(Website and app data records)
>>>
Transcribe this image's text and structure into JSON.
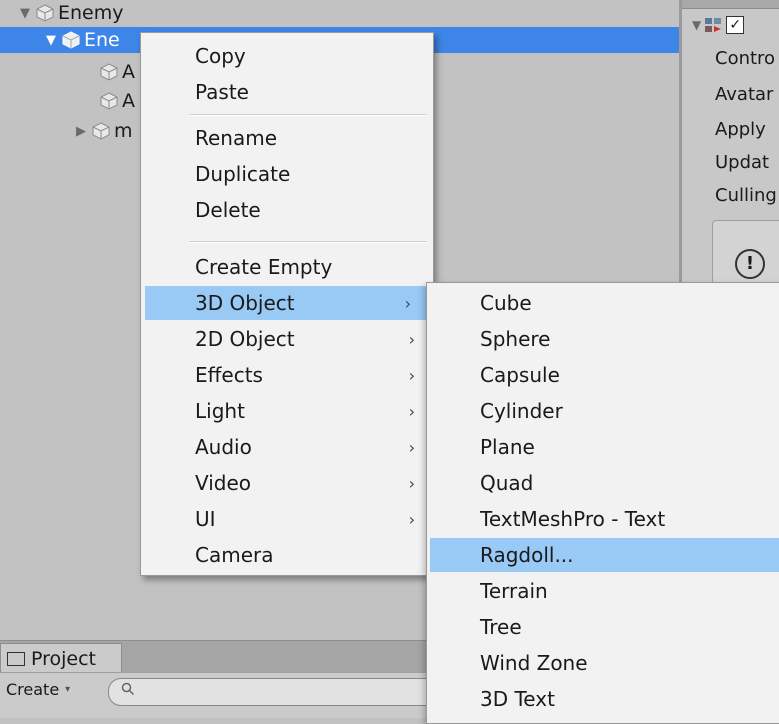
{
  "hierarchy": {
    "rows": [
      {
        "label": "Enemy",
        "fold": "▼"
      },
      {
        "label": "Ene",
        "fold": "▼"
      },
      {
        "label": "A"
      },
      {
        "label": "A"
      },
      {
        "label": "m",
        "fold": "▶"
      }
    ]
  },
  "inspector": {
    "labels": [
      "Contro",
      "Avatar",
      "Apply",
      "Updat",
      "Culling"
    ],
    "warning_glyph": "!"
  },
  "project": {
    "tab_label": "Project",
    "create_label": "Create",
    "create_arrow": "▾",
    "search_glyph": "🔍"
  },
  "context_menu": {
    "items": [
      "Copy",
      "Paste",
      "Rename",
      "Duplicate",
      "Delete",
      "Create Empty",
      "3D Object",
      "2D Object",
      "Effects",
      "Light",
      "Audio",
      "Video",
      "UI",
      "Camera"
    ],
    "submenu_glyph": "›",
    "highlighted": "3D Object"
  },
  "submenu_3d": {
    "items": [
      "Cube",
      "Sphere",
      "Capsule",
      "Cylinder",
      "Plane",
      "Quad",
      "TextMeshPro - Text",
      "Ragdoll...",
      "Terrain",
      "Tree",
      "Wind Zone",
      "3D Text"
    ],
    "highlighted": "Ragdoll..."
  },
  "colors": {
    "selection": "#3d85e6",
    "menu_highlight": "#99c9f5",
    "menu_bg": "#f2f2f2",
    "panel_bg": "#c2c2c2"
  }
}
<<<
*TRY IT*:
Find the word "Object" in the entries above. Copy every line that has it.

*RESPONSE TO THIS EXERCISE*:
      "3D Object",
      "2D Object",
    "highlighted": "3D Object"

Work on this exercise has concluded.